We’re now into the third shutdown of federal offices this year. The other two were brief closures back in January and February.
Will this latest federal government shutdown, which began at midnight today (Saturday, Dec. 22) be similarly short-lived? Maybe, but closure #3 of 2018 already is the longest of the year, with the January shutdown lasting three days and the one in early February technically shutting federal doors for just a few hours.
Nothing is expected to happen until after Christmas. Some are predicting the impasse will continue into the new year.

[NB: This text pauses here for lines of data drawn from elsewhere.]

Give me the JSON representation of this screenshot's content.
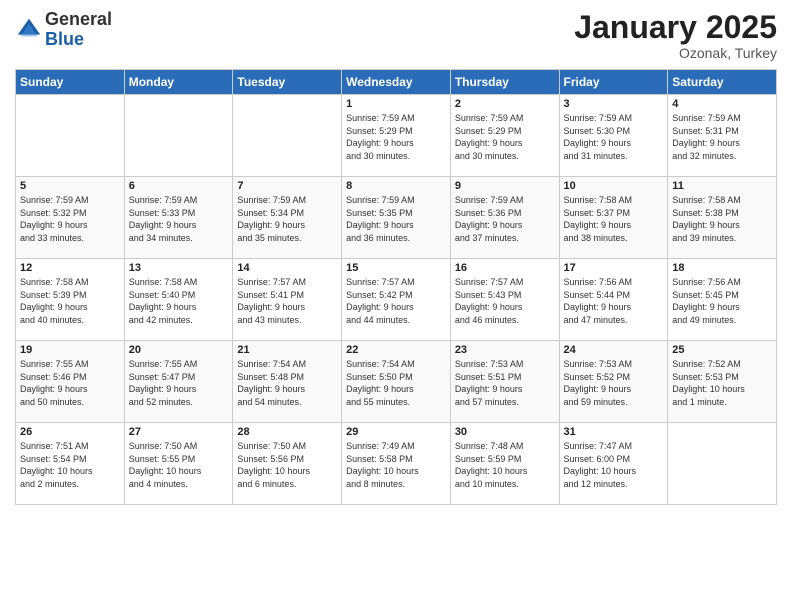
{
  "logo": {
    "general": "General",
    "blue": "Blue"
  },
  "header": {
    "month": "January 2025",
    "location": "Ozonak, Turkey"
  },
  "weekdays": [
    "Sunday",
    "Monday",
    "Tuesday",
    "Wednesday",
    "Thursday",
    "Friday",
    "Saturday"
  ],
  "weeks": [
    [
      {
        "day": "",
        "info": ""
      },
      {
        "day": "",
        "info": ""
      },
      {
        "day": "",
        "info": ""
      },
      {
        "day": "1",
        "info": "Sunrise: 7:59 AM\nSunset: 5:29 PM\nDaylight: 9 hours\nand 30 minutes."
      },
      {
        "day": "2",
        "info": "Sunrise: 7:59 AM\nSunset: 5:29 PM\nDaylight: 9 hours\nand 30 minutes."
      },
      {
        "day": "3",
        "info": "Sunrise: 7:59 AM\nSunset: 5:30 PM\nDaylight: 9 hours\nand 31 minutes."
      },
      {
        "day": "4",
        "info": "Sunrise: 7:59 AM\nSunset: 5:31 PM\nDaylight: 9 hours\nand 32 minutes."
      }
    ],
    [
      {
        "day": "5",
        "info": "Sunrise: 7:59 AM\nSunset: 5:32 PM\nDaylight: 9 hours\nand 33 minutes."
      },
      {
        "day": "6",
        "info": "Sunrise: 7:59 AM\nSunset: 5:33 PM\nDaylight: 9 hours\nand 34 minutes."
      },
      {
        "day": "7",
        "info": "Sunrise: 7:59 AM\nSunset: 5:34 PM\nDaylight: 9 hours\nand 35 minutes."
      },
      {
        "day": "8",
        "info": "Sunrise: 7:59 AM\nSunset: 5:35 PM\nDaylight: 9 hours\nand 36 minutes."
      },
      {
        "day": "9",
        "info": "Sunrise: 7:59 AM\nSunset: 5:36 PM\nDaylight: 9 hours\nand 37 minutes."
      },
      {
        "day": "10",
        "info": "Sunrise: 7:58 AM\nSunset: 5:37 PM\nDaylight: 9 hours\nand 38 minutes."
      },
      {
        "day": "11",
        "info": "Sunrise: 7:58 AM\nSunset: 5:38 PM\nDaylight: 9 hours\nand 39 minutes."
      }
    ],
    [
      {
        "day": "12",
        "info": "Sunrise: 7:58 AM\nSunset: 5:39 PM\nDaylight: 9 hours\nand 40 minutes."
      },
      {
        "day": "13",
        "info": "Sunrise: 7:58 AM\nSunset: 5:40 PM\nDaylight: 9 hours\nand 42 minutes."
      },
      {
        "day": "14",
        "info": "Sunrise: 7:57 AM\nSunset: 5:41 PM\nDaylight: 9 hours\nand 43 minutes."
      },
      {
        "day": "15",
        "info": "Sunrise: 7:57 AM\nSunset: 5:42 PM\nDaylight: 9 hours\nand 44 minutes."
      },
      {
        "day": "16",
        "info": "Sunrise: 7:57 AM\nSunset: 5:43 PM\nDaylight: 9 hours\nand 46 minutes."
      },
      {
        "day": "17",
        "info": "Sunrise: 7:56 AM\nSunset: 5:44 PM\nDaylight: 9 hours\nand 47 minutes."
      },
      {
        "day": "18",
        "info": "Sunrise: 7:56 AM\nSunset: 5:45 PM\nDaylight: 9 hours\nand 49 minutes."
      }
    ],
    [
      {
        "day": "19",
        "info": "Sunrise: 7:55 AM\nSunset: 5:46 PM\nDaylight: 9 hours\nand 50 minutes."
      },
      {
        "day": "20",
        "info": "Sunrise: 7:55 AM\nSunset: 5:47 PM\nDaylight: 9 hours\nand 52 minutes."
      },
      {
        "day": "21",
        "info": "Sunrise: 7:54 AM\nSunset: 5:48 PM\nDaylight: 9 hours\nand 54 minutes."
      },
      {
        "day": "22",
        "info": "Sunrise: 7:54 AM\nSunset: 5:50 PM\nDaylight: 9 hours\nand 55 minutes."
      },
      {
        "day": "23",
        "info": "Sunrise: 7:53 AM\nSunset: 5:51 PM\nDaylight: 9 hours\nand 57 minutes."
      },
      {
        "day": "24",
        "info": "Sunrise: 7:53 AM\nSunset: 5:52 PM\nDaylight: 9 hours\nand 59 minutes."
      },
      {
        "day": "25",
        "info": "Sunrise: 7:52 AM\nSunset: 5:53 PM\nDaylight: 10 hours\nand 1 minute."
      }
    ],
    [
      {
        "day": "26",
        "info": "Sunrise: 7:51 AM\nSunset: 5:54 PM\nDaylight: 10 hours\nand 2 minutes."
      },
      {
        "day": "27",
        "info": "Sunrise: 7:50 AM\nSunset: 5:55 PM\nDaylight: 10 hours\nand 4 minutes."
      },
      {
        "day": "28",
        "info": "Sunrise: 7:50 AM\nSunset: 5:56 PM\nDaylight: 10 hours\nand 6 minutes."
      },
      {
        "day": "29",
        "info": "Sunrise: 7:49 AM\nSunset: 5:58 PM\nDaylight: 10 hours\nand 8 minutes."
      },
      {
        "day": "30",
        "info": "Sunrise: 7:48 AM\nSunset: 5:59 PM\nDaylight: 10 hours\nand 10 minutes."
      },
      {
        "day": "31",
        "info": "Sunrise: 7:47 AM\nSunset: 6:00 PM\nDaylight: 10 hours\nand 12 minutes."
      },
      {
        "day": "",
        "info": ""
      }
    ]
  ]
}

Temporary funding for the IRS was enacted in the Continuing Appropriations Act, 2018, Division D of P.L. 115-56, and extended up to Dec. 22 by P.L. 115-90. Congressional negotiators are currently working on a continuing spending resolution that would fund the federal government through Feb. 8.
In anticipation of a lapse in funding, Treasury in late November issued a fiscal year 2019 “Lapsed Appropriations Contingency Plan” that governs what will happen at the IRS during a government shutdown — but only through Dec. 31. If the government shutdown continues into 2019, a new plan will have to be formulated. (The current contingency plan would also be in effect after April 30, 2019.)
The plan covers only a five-day shutdown. If a shutdown lasts longer than five business days, the IRS human capital officer will reassess ongoing activities and identify necessary adjustments of excepted positions and personnel.
The plan anticipates that preparation for the 2019 filing season will not be affected by the shutdown.
The plan identifies 9,946 IRS employees as “excepted/exempt” employees who would not be furloughed. The rest of the IRS’s 79,868 employees (as of Nov. 10) would be furloughed, meaning they will be put on leave of absence without pay, under 5 C.F.R. Section 752.402.
Certain IRS activities will continue during a shutdown, including activities already funded outside of the Continuing Appropriations Act and activities necessary for safety of human life or protection of government property. These activities include continuing to complete and test upcoming filing year programs; processing electronic returns, up to the point of refund; processing paper tax returns through “batching”; processing remittances; and maintaining criminal law enforcement operations.
However, most IRS activities will stop during a shutdown. These “non-excepted” activities under the plan include:
- Issuing refunds;
- Processing Form 1040X amended returns;
- All audit functions and examinations of returns;
- Processing paper tax returns that do include remittances; and
- Taxpayer services, such as answering taxpayer questions.
Bottom line is this. Don’t think you get a free pass. Every tax payer still needs to comply with US tax law. Get in touch with your US qualified tax team today.